Chrysanthemum is one of the most popular Chinese herbal teas. On her Appetite for China website, Diana Kuan says that chrysanthemum tea has “the taste of spring.” In Chinese medicine, chrysanthemum tea is considered cooling. Although the theory is not supported by Western medicine, chrysanthemum tea is thought to reduce fevers and, possibly, lower blood pressure.
The gingko is one of the world’s oldest trees, and it seems appropriate that gingko tea has a woody taste. The National Center for Complementary and Alternative Medicine notes that gingko is best known for its possible ability to enhance memory and improve mental clarity, and several trials and studies were launched to investigate these properties.
The highly fragrant osmanthus flowers are used in Chinese cooking and make a tasty tea. Osmanthus tea can be enjoyed by itself or blended with other teas like green tea and Oolong tea.
Honeysuckle tea is considered detoxifying and cooling. It has a slight medicinal taste with a bit of sweetness and is used in a variety of tea blends.
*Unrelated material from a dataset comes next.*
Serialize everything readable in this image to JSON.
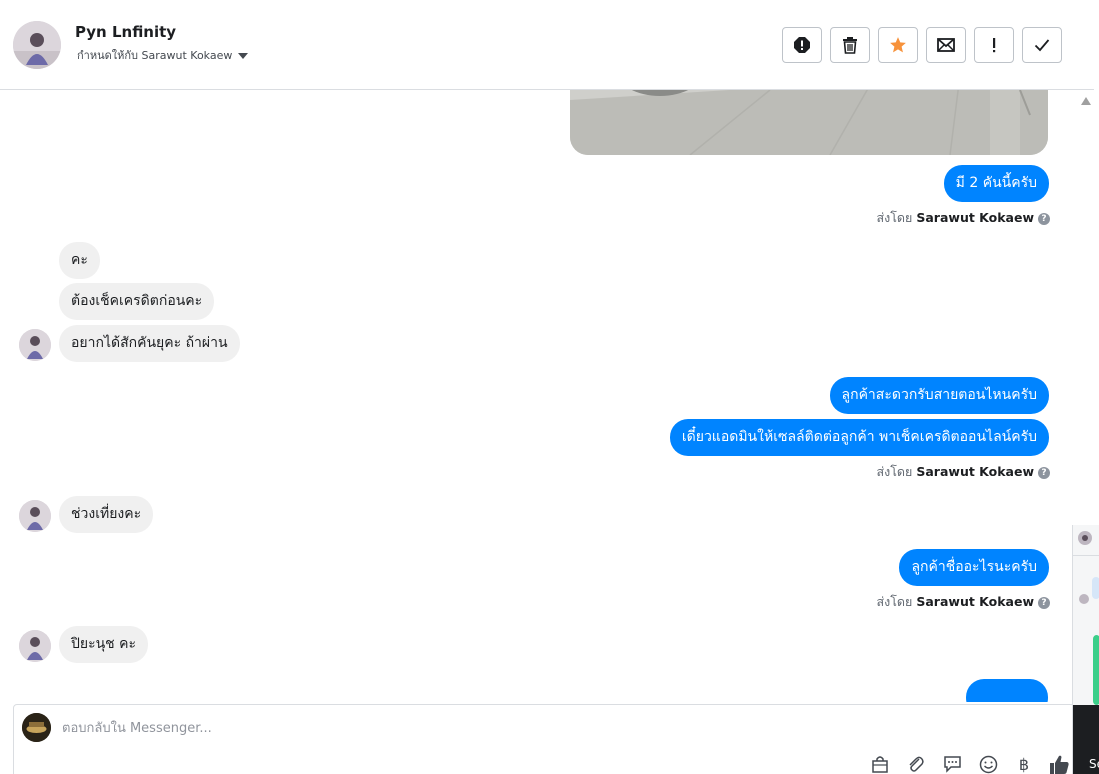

Honeysuckle is thought to help prevent sore throats.
Qian Ri Hong/Globe Amaranth Flower
Qian Ri Hong means “Thousand Days Red,” which refers to the long time the flowers stay in bloom. The tea has a pleasant, sweet herbal taste. In Chinese medicine, Qian Ri Hong is considered rich in essential minerals and vitamins and is thought to relieve coughs.
Lavender tea is enjoyed in many cultures, including China. It is considered calming and thought to be a remedy for insomnia. This aromatic tea is tasty by itself or in blends. The tea website Teaspring.com recommends blending lavender with mint leaves for a special treat.